Business Eye 04 – Sale and Purchase AgreementFebruary 23, 2009
In this issue, with completion deadline looming, the team of lawyers advise on some tricky negotiations between the locally based vendors and their client relating to the Sale and Purchase Agreement (SPA). Scott Kennedy, corporate partner and project manager on the deal, gives us an insight into the firm’s work via his blog diary:
The principle of “buyer beware” applies in much the same way in the US as it does here so the fact that our client is seeking extensive warranties in the SPA as to the state of the target’s business was never likely to prove particularly controversial. The vendors are unhappy with a few areas where they feel the warranties are being used as risk allocation devices rather than a method to confirm information to us about the business which is within their knowledge. This is a fairly usual argument and a sensible compromise is nearly always found.
The one area however where it does look like there might be more of a battle is the question of how damages should be calculated in the event that a warranty is actually breached. US purchasers often expect that if a warranty is breached the vendors will compensate or indemnify them on a pound for pound basis against all losses arising out of the breach. However in the absence of such an indemnity, courts in the UK when calculating damages for a breach of warranty simply do so on a ‘loss of bargain’ basis or, to put it another way, if the purchaser had known about the breach in advance would it still have paid the same price it did for the business. There may not seem to be much between these two methods but in certain circumstances the differences in outcome could be marked. The vendors are refusing to accept this “US style” indemnity not so much because the principle is objectionable but more so because it’s “not the way we mdo things here!” What’s more they want to cap their maximum liability under the warranties and also the period during which our client can make a warranty claim against them after completion.
At this late stage we don’t want to find ourselves at loggerheads with the vendors if possible. We need to find a way round these mpotential disputes and fast. A restriction on making a claim within a certain period of time is fair enough; nobody wants a potential claim hanging over their head for ever and a day and two years should be long enough for our client to uncover any problems. This is a fairly standard approach as is agreeing that the vendors’ liability should be capped at the amount our client actually pays for the business.
The indemnity damages point is more problematic. Our client is insistent that because the business has no physical assets, and that they are in essence simply buying the intellectual property and goodwill in the contracts, if there turns out to be a problem with either of these then the business may well be worthless to them. It strikes me on hearing this that in reality we can probably achieve the required comfort for our client by limiting the indemnities to these very specific areas rather thanin respect of all the warranties. Happily have just run this past the vendors and they are happier with this more focused approach– they can appreciate the intellectual property and the contracts are “the business” we are buying so if there is a problem with either it really would be a disaster for us.

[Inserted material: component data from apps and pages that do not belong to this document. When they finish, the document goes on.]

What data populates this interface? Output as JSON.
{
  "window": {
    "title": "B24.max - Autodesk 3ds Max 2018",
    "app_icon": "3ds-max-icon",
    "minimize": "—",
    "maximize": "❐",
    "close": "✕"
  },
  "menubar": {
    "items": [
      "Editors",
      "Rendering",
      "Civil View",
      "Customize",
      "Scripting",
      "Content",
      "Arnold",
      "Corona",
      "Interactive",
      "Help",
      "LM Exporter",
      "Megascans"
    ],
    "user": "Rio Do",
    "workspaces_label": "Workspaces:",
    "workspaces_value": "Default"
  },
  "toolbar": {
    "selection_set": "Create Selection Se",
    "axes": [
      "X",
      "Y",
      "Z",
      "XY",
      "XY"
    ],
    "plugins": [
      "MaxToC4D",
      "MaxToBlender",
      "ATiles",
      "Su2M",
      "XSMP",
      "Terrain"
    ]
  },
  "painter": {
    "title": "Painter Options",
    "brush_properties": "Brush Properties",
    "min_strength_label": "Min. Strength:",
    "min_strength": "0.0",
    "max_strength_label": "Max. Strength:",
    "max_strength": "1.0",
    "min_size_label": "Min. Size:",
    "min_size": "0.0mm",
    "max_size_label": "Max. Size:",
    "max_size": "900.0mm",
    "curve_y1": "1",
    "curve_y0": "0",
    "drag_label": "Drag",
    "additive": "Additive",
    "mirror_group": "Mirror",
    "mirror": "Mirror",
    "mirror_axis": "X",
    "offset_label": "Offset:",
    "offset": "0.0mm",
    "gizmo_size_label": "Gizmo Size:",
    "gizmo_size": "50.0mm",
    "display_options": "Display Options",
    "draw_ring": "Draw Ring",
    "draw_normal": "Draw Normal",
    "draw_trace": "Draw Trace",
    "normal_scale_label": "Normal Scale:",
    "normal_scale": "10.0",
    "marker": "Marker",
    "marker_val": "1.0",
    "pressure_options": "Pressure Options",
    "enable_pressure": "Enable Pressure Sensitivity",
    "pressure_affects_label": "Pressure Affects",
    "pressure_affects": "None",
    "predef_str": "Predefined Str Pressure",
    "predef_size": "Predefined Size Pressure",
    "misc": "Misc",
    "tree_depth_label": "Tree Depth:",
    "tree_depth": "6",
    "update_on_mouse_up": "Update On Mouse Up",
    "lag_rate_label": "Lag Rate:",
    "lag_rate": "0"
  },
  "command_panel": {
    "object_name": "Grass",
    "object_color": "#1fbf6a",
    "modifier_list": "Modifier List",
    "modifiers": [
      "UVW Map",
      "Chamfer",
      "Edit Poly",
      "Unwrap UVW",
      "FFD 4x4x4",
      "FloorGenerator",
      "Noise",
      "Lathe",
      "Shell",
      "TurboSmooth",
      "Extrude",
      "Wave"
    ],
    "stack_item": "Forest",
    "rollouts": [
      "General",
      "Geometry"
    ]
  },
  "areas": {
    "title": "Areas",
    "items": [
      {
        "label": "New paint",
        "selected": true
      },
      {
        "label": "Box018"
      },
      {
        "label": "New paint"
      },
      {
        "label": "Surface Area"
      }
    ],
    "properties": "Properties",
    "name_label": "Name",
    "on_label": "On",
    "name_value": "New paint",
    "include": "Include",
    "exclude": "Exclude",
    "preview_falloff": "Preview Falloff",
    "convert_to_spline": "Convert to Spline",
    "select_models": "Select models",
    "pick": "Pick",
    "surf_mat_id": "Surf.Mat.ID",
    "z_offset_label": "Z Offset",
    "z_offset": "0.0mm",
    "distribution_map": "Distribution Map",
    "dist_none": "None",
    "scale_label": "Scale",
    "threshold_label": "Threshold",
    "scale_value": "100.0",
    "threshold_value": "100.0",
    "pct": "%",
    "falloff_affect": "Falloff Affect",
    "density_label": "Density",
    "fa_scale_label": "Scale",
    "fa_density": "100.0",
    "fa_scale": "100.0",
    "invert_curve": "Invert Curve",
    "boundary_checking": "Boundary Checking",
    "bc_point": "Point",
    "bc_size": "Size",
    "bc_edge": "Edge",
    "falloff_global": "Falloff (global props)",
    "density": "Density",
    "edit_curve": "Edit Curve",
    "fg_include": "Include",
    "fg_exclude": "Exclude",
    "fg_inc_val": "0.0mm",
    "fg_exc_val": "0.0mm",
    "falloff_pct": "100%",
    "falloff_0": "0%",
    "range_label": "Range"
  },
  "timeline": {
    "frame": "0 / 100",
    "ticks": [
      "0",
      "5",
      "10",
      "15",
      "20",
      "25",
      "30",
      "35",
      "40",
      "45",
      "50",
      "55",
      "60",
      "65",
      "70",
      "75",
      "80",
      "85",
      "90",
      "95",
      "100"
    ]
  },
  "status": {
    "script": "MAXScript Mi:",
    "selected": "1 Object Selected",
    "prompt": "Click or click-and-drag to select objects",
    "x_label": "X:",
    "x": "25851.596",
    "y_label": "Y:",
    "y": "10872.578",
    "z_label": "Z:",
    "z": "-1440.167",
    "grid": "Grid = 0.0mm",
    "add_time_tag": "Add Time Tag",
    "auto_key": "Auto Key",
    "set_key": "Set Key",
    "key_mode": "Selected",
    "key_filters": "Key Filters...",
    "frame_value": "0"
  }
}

Another day another issue! This time it’s an employment related problem. Part of the purchase price being paid by our client is dependent upon the business achieving certain levels of sales in the two years following completion, what we call an ‘earn out period’. Effectively our client is saying they are happy to pay a higher price for the business but only if it performs in the manner hoped for. A number of the vendors are staying on to work in the business and are to be employed on our client’s standard terms. One of the problems is that the notice period for employees at this level is only three months.
This is obviously causing concern since a three month notice period would mean those employees could have their employment terminated during the earn- out period which in itself would be bad enough but would also mean they would not be around to ensure that the now important sales targets are met. What these vendors are looking for is a contract of employment which prevents them from being fired at any time during the earn-out period. Our client’s concern with this however is what if they are simply not competent or the employment relationship breaks down generally? The client needs flexibility as to how they manage their business going forward and if that means making tough decisions based on inadequate performance then so be it. On that basis we’ve advised the client to include a clause which says that if they terminate an employee’s contract, and that employee is subsequently found to have been unfairly dismissed by a court, then the client will pay that person the maximum purchase price they would have received under the terms of the SPA. However if no unfair dismissal is proved the employee gets nothing. In this way if the dismissal can be justified then we are entitled to get rid of them. The client wants to be fair but it won’t tolerate employees who are not contributing to the business.